MacDonald was not able to recover from the coalition. Portrayed as a traitor, Labour turned its back on a man who helped build the party, not least through enabling them to make their first gains through the 1903 pact. Certainly, the 1930s satire of MacDonald is particularly comparable to the backlash seen against Nick Clegg, as this short poem illustrates:
‘Here lies Ramsay Mac
A friend to all humanity
Too many pats upon the back
Inflated Ramsay’s vanity.
The Blarney stone he oft-times kissed,
But departed in his glory;
Having been born a Socialist
He died a bloody Tory’.

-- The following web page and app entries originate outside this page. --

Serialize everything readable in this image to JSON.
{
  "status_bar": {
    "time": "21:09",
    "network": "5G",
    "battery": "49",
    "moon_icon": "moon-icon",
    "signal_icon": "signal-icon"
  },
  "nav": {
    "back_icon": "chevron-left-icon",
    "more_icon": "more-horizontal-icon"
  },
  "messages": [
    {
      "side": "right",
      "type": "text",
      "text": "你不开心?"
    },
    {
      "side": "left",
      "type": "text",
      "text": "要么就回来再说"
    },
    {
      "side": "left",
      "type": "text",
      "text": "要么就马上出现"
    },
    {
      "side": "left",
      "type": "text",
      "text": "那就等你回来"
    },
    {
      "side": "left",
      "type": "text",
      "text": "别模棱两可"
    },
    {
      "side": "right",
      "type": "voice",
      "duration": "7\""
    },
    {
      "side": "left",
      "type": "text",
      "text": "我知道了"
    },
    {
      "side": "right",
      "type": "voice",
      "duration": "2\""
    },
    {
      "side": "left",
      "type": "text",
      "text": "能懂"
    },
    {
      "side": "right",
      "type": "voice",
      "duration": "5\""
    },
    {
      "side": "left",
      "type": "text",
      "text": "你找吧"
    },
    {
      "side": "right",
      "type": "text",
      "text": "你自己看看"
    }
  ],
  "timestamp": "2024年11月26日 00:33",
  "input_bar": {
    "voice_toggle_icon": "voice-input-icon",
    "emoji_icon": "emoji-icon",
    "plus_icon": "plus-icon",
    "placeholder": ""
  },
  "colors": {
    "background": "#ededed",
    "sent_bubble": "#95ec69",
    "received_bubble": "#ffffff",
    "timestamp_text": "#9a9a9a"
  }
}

Clearly, electoral alliances and coalitions are products of their period. The 1903 pact was used by both parties in the short term to achieve electoral success, although it was less successful when it was implemented in 1910 against a stronger Conservative Party. Its success, therefore, can be attributed to a united ideology, something which Clegg and Cameron’s government has yet to demonstrate. The back-track over tuition fees in particular has highlighted the problems which junior partners can experience when in coalition. Whilst Clegg may not be perceived in the same way as MacDonald was as a ‘great betrayer’, it is yet to be seen if his political career will take a similar turn. Turning to the future, it is highly probable that we will see another coalition government. The Liberals may want to realign with Labour, a partnership with proven success in the past, or there may be an opportunity for another party to make gains in a similar way to Labour in 1906. A few years ago, at an event organised by the Students Union in Reading, then leader of the party, Caroline Lucas compared the plight of the Green Party to Labour. Whilst the Greens perhaps lack Labour’s historic strengths, and certainly their substantial grass-roots organisation, they have made local agreements with the party, including in Reading. However a question which all this suggests is, will the Greens ‘sell out’ nationally and if they do, who will they partner with and under what terms?